Notably, weâ€™ve heard a similar story quite recently from Nikola (NASDAQ:NKLA). The business models are not quite the same, but Nikola too promised to revolutionize the trucking industry. A short-seller highlighted a number of questionable claims from the company, the â€œhaloâ€ around Nikola faded, and NKLA stock crashed 80%.
Hyliion was the target of a different short report, which itself highlighted points of concern. Notably, until 2016 Hyliion was working on the trailer of the truck, not the tractor. Itâ€™s not entirely clear why the company pivoted (though one assumes the tractor business didnâ€™t work out), but Hyliion has kept the same not-yet-proven claim of 30% savings on fuel.
That report aside, there are obvious questions. Hyliion has a market capitalization just shy of $3 billion, yet year-to-date has spent just $8 million on research and development. It promises to revolutionize Class 8 drivetrains, yet has only ten patents and 17 outstanding applications. In fact, the patents (according to the short seller) apply to the former business model.
And of course, thereâ€™s competition. Auto parts giant Dana (NYSE:DAN) invested in and partnered with Hyliion, but has developed its own electric platform. PACCAR (NASDAQ:PCAR), the owner of the Peterbilt and Kenworth nameplates, can produce its own electric and hydrogen models. Why will Hyliion win?
Picking a Side
Of course, those concerns have an echo of another EV story as well, that of Tesla (NASDAQ:TSLA). For years, skeptics scoffed at Tesla as a transformative company. Elon Musk overpromised too much. Legacy auto manufacturers eventually would crush their upstart competitor. Tesla wasnâ€™t profitable.
Those skeptics missed out (or worse, if they shorted TSLA). The believers won big. Tesla now has a market capitalization of $650 billion.
To be sure, it is highly unlikely (to be generous) that Hyliion proves to have the same story. Still, investors who have bet on potential have won most of those bets. If Hyliion delivers, it will create a new crop of winners, even if that does seem like an awfully big â€œif.â€

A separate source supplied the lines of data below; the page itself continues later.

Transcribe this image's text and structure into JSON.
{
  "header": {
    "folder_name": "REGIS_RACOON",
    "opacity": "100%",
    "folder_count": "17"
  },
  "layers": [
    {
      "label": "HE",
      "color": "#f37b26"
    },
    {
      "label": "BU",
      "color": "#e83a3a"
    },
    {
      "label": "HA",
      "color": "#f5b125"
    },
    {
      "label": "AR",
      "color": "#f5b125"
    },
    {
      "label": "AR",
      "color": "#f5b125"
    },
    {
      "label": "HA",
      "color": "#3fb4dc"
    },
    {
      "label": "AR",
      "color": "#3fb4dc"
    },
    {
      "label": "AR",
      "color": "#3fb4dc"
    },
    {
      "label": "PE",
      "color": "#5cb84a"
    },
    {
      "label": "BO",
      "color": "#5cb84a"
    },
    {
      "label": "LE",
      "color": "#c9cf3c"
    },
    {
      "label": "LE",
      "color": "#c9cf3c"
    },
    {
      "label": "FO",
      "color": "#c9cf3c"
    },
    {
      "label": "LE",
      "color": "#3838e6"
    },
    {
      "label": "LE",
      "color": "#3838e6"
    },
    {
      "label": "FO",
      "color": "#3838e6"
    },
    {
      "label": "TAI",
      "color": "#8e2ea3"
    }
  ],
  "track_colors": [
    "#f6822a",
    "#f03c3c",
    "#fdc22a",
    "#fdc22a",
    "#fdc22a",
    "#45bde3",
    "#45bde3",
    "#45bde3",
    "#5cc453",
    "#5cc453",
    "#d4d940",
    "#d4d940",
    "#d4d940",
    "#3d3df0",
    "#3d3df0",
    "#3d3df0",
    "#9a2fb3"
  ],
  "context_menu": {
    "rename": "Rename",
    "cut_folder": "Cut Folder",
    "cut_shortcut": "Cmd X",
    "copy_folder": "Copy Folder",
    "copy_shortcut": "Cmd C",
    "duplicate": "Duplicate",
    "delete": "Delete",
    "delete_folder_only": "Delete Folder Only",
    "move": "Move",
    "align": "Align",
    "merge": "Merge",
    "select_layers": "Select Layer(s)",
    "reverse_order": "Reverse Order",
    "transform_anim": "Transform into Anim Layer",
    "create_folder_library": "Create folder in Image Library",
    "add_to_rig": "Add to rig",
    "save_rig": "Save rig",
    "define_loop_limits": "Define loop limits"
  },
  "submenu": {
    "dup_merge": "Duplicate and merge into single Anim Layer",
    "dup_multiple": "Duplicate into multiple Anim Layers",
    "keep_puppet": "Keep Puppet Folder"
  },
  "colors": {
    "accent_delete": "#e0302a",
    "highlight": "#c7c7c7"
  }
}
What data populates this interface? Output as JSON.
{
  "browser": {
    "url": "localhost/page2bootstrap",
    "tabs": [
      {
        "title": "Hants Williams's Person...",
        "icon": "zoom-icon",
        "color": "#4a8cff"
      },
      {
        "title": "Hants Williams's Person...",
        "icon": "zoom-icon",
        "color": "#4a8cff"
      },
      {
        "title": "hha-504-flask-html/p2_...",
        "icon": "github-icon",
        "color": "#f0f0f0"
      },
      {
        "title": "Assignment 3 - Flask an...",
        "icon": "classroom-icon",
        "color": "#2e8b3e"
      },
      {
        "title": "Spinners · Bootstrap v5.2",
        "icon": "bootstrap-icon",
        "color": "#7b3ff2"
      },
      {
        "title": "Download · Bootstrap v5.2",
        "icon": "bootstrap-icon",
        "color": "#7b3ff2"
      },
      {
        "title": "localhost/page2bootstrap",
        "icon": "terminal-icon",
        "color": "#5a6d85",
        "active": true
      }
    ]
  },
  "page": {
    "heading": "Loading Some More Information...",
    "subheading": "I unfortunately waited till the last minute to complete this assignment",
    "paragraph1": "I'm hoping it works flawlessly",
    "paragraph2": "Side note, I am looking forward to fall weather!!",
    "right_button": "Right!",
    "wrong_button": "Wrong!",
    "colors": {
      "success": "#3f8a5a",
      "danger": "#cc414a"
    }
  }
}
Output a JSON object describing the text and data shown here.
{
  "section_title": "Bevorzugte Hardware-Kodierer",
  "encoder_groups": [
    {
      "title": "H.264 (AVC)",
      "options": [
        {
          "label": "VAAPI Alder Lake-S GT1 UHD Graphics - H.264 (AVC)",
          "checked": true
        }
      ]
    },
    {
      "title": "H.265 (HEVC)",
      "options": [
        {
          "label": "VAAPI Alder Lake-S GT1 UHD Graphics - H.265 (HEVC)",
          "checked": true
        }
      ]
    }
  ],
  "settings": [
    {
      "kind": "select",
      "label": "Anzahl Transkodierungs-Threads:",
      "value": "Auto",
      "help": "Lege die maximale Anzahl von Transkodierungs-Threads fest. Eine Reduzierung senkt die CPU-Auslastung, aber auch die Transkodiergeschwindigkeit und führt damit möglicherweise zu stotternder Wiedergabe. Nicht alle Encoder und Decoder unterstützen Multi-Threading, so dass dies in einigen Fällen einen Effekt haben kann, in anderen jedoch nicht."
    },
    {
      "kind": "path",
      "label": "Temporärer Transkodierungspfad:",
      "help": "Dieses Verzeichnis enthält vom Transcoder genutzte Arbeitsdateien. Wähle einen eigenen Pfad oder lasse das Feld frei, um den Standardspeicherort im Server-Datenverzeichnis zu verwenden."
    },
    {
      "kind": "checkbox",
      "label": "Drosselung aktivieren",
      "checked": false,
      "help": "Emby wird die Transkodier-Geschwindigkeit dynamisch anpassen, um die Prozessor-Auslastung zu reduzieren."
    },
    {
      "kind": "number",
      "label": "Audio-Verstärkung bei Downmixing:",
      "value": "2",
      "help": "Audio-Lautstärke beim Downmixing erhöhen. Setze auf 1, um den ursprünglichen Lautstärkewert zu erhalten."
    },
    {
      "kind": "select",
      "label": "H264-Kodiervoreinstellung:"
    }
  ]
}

On the date of publication, Vince Martin did not have (either directly or indirectly) any positions in the securities mentioned in this article.Â